═════ EXTRACTED INFORMATION ═════

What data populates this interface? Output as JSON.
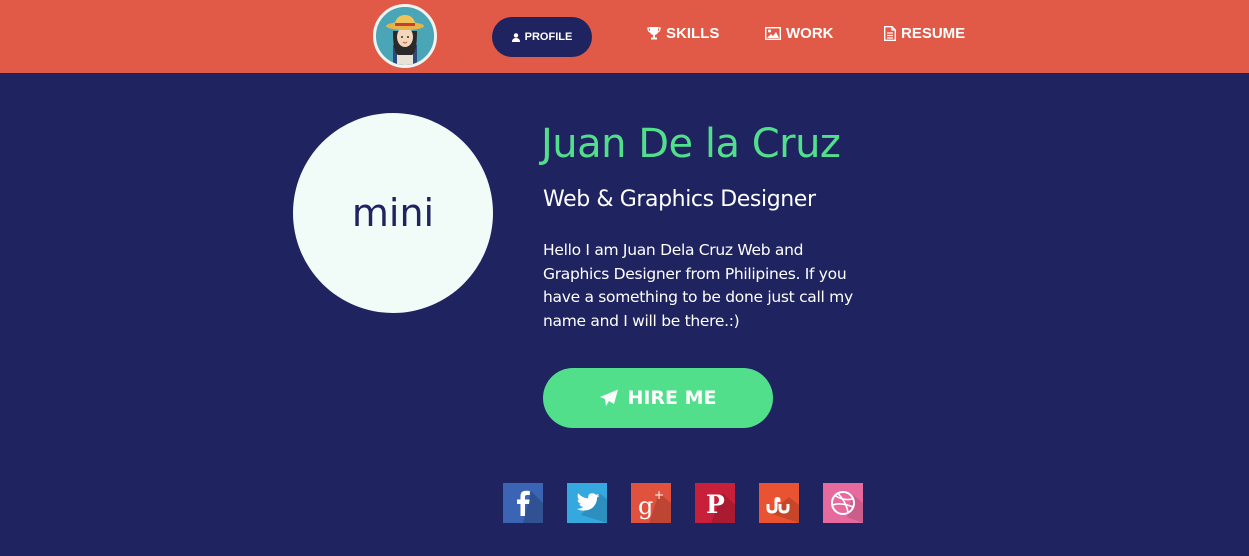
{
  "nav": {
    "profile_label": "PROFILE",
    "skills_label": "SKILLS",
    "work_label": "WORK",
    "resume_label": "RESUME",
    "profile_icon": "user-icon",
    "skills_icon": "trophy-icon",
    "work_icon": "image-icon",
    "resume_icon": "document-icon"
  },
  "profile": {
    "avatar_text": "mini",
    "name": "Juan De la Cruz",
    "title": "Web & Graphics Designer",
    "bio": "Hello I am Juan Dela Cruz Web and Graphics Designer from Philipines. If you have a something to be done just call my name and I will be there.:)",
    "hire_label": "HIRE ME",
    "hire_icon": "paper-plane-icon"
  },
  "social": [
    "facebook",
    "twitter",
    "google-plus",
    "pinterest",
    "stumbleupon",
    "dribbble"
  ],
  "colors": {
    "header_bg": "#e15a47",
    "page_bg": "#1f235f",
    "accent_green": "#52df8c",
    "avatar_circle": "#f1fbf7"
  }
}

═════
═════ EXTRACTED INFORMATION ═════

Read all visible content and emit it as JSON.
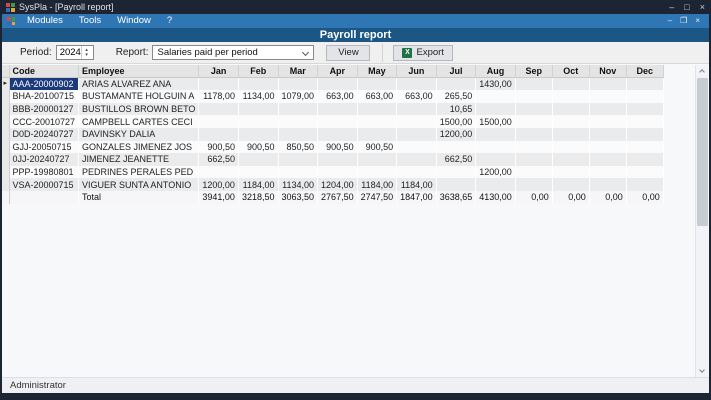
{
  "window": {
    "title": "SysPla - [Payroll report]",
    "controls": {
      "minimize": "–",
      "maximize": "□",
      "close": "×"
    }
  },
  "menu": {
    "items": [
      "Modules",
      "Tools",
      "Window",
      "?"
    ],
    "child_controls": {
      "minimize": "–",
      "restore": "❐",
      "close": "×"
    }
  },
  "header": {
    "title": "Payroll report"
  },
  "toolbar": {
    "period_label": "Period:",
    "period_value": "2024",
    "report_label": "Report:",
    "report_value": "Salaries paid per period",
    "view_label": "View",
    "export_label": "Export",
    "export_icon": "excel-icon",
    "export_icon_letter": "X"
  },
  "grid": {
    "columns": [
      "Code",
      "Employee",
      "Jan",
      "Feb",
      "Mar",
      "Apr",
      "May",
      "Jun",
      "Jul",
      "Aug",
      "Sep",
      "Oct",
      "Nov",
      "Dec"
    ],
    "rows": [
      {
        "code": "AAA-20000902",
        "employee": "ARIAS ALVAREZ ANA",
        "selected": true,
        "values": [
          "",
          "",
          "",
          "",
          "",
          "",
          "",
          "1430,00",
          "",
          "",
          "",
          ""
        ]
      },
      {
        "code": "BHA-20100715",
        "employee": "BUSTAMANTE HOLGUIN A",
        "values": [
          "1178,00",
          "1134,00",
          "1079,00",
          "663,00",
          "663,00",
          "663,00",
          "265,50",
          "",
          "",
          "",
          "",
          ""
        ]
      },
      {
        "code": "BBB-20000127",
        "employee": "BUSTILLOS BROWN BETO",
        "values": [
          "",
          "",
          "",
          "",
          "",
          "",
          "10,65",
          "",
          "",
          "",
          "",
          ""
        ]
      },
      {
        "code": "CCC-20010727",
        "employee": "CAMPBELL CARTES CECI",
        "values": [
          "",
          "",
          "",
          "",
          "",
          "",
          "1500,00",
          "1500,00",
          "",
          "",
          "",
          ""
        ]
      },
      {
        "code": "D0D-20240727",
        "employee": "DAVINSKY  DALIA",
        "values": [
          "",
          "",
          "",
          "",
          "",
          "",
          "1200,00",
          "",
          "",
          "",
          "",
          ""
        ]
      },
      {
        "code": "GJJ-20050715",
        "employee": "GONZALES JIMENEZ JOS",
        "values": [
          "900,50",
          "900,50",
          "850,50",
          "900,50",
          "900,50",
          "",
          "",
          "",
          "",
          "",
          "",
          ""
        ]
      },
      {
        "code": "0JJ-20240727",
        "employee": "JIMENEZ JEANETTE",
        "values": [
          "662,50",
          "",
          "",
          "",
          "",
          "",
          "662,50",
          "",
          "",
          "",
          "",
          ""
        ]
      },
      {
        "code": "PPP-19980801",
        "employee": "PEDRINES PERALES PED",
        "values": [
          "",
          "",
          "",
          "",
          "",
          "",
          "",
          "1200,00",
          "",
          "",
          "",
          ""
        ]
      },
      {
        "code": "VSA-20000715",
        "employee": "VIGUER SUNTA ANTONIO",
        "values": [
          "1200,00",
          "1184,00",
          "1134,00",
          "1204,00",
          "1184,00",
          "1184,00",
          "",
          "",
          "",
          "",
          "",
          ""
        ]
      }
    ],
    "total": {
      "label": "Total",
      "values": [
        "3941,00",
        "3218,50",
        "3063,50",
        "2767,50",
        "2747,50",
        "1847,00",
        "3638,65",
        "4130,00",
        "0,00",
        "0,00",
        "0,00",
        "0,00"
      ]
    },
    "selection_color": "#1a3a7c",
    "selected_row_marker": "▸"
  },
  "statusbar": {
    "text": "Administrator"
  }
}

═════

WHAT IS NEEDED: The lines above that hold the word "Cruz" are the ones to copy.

WRITTEN RESPONSE:
    "name": "Juan De la Cruz",
    "bio": "Hello I am Juan Dela Cruz Web and Graphics Designer from Philipines. If you have a something to be done just call my name and I will be there.:)",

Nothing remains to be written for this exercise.